How much produce did you sell at the beginning of the pandemic?
We grow a few greenhouses of greens and put a lot of crops away for storage. Mostly for our winter farm share members and to place out on our counters the one day a week we are open in the winter months. We made sure we kept those items for our members. But quickly began sourcing some great products that folks were seeking. We moved a good amount. We are thankful for the small surge in business and thankful for the new folks that have found this little farm an extension of their own backyard. We hope they stay around for years to come.
What does your community look like now?

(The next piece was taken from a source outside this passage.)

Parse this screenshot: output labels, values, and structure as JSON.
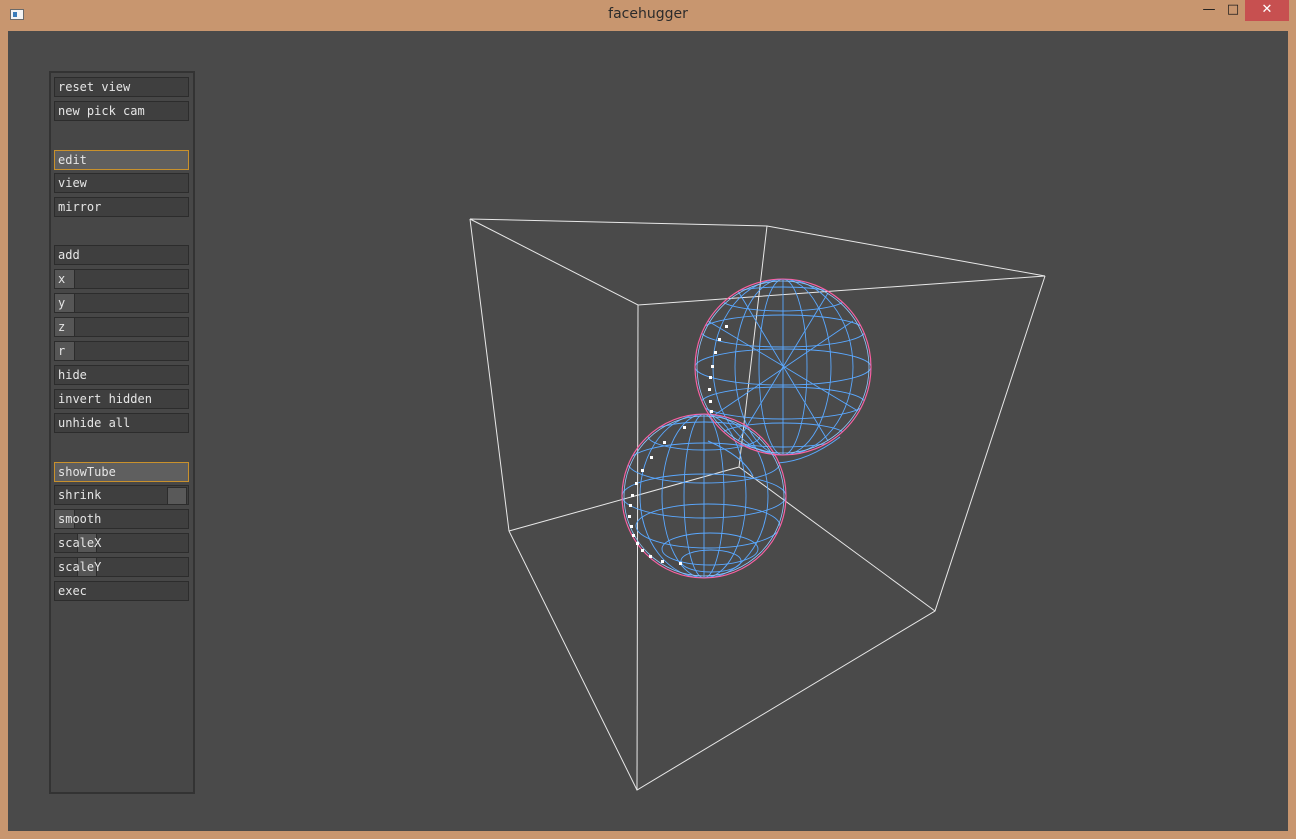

We are totally missing our family events. All which had to be cancelled this year. The sheep shearing festival, feeding hour, family nights...all just to name a few. We love welcoming people to the farm! It is why we do what we do. We have always been community-minded. We rely on our community as much as they rely on us. We are still doing what we have always been doing. A good amount of people have always known that. But many have learned recently, during all of this. Like our Senior Boxes...we fill a box with a weekly meal plan for our elderly neighbors. They love it! Wholesome, healthy meals. Our farm shares. A solid investment in your local food supply and your health! We have this old school farm stand. It is nothing like the big fancy farm stores that are all around us. It is little and outside and so old fashioned. But many grew a new appreciation for it during all this. And were thankful it stayed true to its roots.